[Exercise]: Please retype the entries exactly as they stand, leaving out any pictures.

Records from a dataset:
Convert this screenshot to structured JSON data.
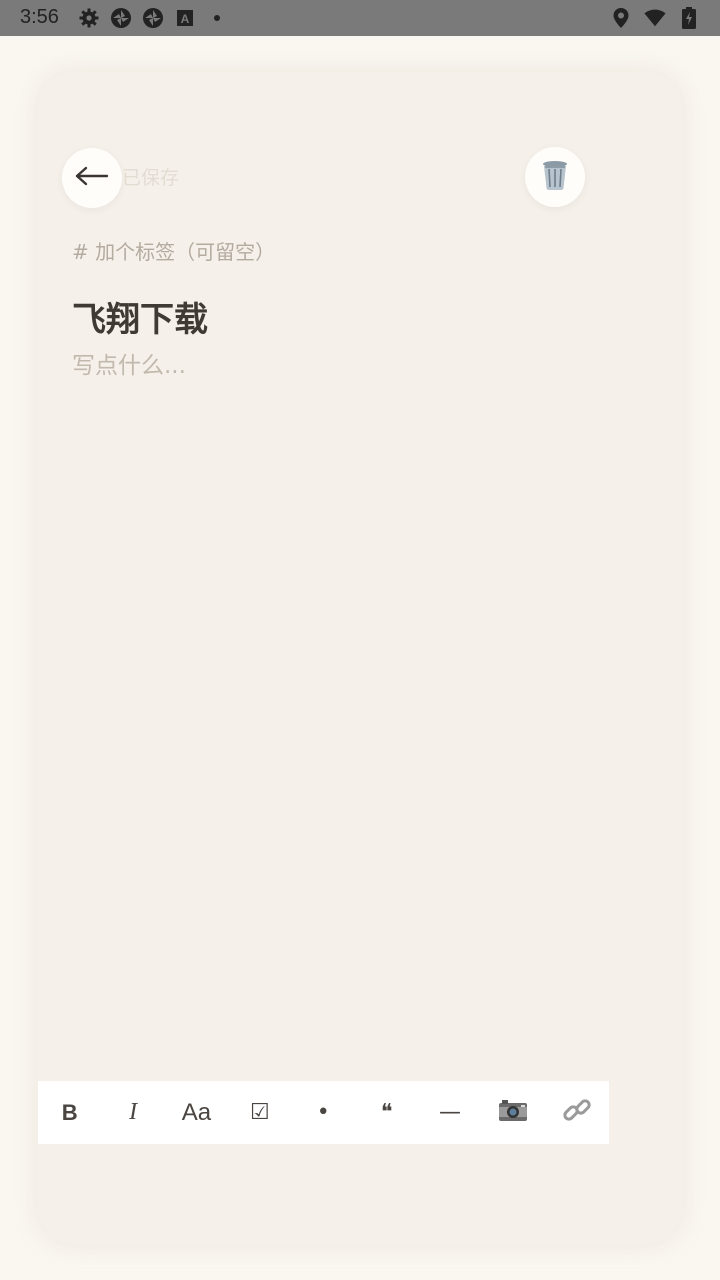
{
  "status_bar": {
    "time": "3:56",
    "left_icons": [
      "gear-icon",
      "aperture-icon",
      "aperture-icon",
      "font-icon",
      "dot-icon"
    ],
    "right_icons": [
      "location-icon",
      "wifi-icon",
      "battery-charging-icon"
    ]
  },
  "header": {
    "save_status": "已保存",
    "back_icon": "back-arrow-icon",
    "trash_icon": "trash-icon"
  },
  "editor": {
    "tag_placeholder": "# 加个标签（可留空）",
    "title": "飞翔下载",
    "body_placeholder": "写点什么..."
  },
  "toolbar": {
    "bold": "B",
    "italic": "I",
    "text_size": "Aa",
    "checkbox": "☑",
    "bullet": "•",
    "quote": "❝",
    "divider": "—"
  },
  "colors": {
    "background": "#faf6f0",
    "card": "#f5f0e9",
    "text_primary": "#3f3a34",
    "text_placeholder": "#c2b9ae",
    "statusbar": "#7a7a7a"
  }
}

[Result of the exercise]:
Convert this screenshot to structured JSON data.
{
  "status_bar": {
    "time": "3:56",
    "left_icons": [
      "gear-icon",
      "aperture-icon",
      "aperture-icon",
      "font-icon",
      "dot-icon"
    ],
    "right_icons": [
      "location-icon",
      "wifi-icon",
      "battery-charging-icon"
    ]
  },
  "header": {
    "save_status": "已保存",
    "back_icon": "back-arrow-icon",
    "trash_icon": "trash-icon"
  },
  "editor": {
    "tag_placeholder": "# 加个标签（可留空）",
    "title": "飞翔下载",
    "body_placeholder": "写点什么..."
  },
  "toolbar": {
    "bold": "B",
    "italic": "I",
    "text_size": "Aa",
    "checkbox": "☑",
    "bullet": "•",
    "quote": "❝",
    "divider": "—"
  },
  "colors": {
    "background": "#faf6f0",
    "card": "#f5f0e9",
    "text_primary": "#3f3a34",
    "text_placeholder": "#c2b9ae",
    "statusbar": "#7a7a7a"
  }
}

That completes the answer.